Unity’s physics engine does all this, but I’ve been “rolling my own” physics-type stuff for this game mode so far and decided to again do that. I did spend a few hours trying to use the Unity physics stuff but I didn’t get it working the way I wanted so I dropped it. Anyway, what I did was some Vector Math or something (I didn’t do much math in school and don’t remember Vectors…), creating a “force” vector for the slop with a magnitude based on the slope “speed,” and then added that to the ball’s movement vector with a magnitude representing its movement speed. So, if a ball was rolling up a hill, the slope vector would essentially “subtract” from the movement vector, slowing the ball down, until it caused the ball to eventually roll backwards down the hill! Wow!

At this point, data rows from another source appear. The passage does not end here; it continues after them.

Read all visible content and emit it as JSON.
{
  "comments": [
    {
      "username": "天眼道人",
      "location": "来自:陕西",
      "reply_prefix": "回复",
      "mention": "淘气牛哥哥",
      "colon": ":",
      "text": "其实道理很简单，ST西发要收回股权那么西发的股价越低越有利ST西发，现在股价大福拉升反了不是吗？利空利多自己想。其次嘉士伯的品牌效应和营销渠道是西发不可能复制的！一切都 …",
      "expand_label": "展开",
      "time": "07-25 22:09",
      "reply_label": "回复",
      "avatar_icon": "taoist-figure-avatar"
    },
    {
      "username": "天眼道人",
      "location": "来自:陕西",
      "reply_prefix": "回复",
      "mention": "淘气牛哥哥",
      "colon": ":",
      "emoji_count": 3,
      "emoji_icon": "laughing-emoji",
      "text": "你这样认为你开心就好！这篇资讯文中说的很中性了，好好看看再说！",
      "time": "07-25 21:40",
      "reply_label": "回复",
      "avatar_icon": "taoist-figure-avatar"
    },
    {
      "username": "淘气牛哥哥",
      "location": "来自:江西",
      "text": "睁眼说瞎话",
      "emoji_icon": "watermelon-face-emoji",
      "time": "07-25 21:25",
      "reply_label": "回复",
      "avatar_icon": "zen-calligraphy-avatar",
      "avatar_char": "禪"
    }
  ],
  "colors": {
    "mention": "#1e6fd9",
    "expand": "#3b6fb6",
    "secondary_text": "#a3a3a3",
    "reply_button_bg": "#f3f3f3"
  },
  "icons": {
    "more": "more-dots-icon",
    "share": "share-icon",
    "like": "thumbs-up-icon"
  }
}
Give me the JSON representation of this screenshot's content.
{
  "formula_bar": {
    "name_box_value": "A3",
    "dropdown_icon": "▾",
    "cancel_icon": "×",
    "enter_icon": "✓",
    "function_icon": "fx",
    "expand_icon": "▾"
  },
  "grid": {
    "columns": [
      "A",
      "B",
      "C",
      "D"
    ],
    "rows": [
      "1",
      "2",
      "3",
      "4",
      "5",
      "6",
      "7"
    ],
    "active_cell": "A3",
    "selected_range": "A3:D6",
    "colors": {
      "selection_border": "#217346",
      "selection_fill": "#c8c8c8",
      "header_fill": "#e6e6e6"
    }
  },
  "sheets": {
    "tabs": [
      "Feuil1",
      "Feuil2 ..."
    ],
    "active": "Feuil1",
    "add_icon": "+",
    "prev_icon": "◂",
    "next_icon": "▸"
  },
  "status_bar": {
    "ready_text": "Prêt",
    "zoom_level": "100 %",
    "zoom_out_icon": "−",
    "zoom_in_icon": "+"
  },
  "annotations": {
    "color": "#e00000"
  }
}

Besides slopes affecting a ball’s roll, I also wanted it to affect a ball’s bounce off a ground. A ball should, I believe, bounce differently off a flat surface compared to a sloped surface. Similar to the rolling stuff, created a vector for the slope to affect the direction of the bounce, added them, and bam! The ball bounces in different directions based on the ground slope.
So, here’s a video of me testing some of that:
And a video of me trying to make a putt through some slopes and making it! After only 2 tries!
Wow! Amazing stuff! Truly, I am impressed. It also only looks a lot like Sports Story’s slopes, and not 100% exactly like it (they have their slope arrows animated, while mine aren’t…). I do need to update the color for the “slow” direction tiles. The light blue is kind of hard to see on the grass. Something with a little more contrast would be good…
Maybe start trying to make it so you can play a real “round” of golf on a single hole? Track number of strokes, have a “par” for the hole, tell the player if they got a birdie/eagle or if they stink and got a bogey? Idk…
Smell ya later, nerds!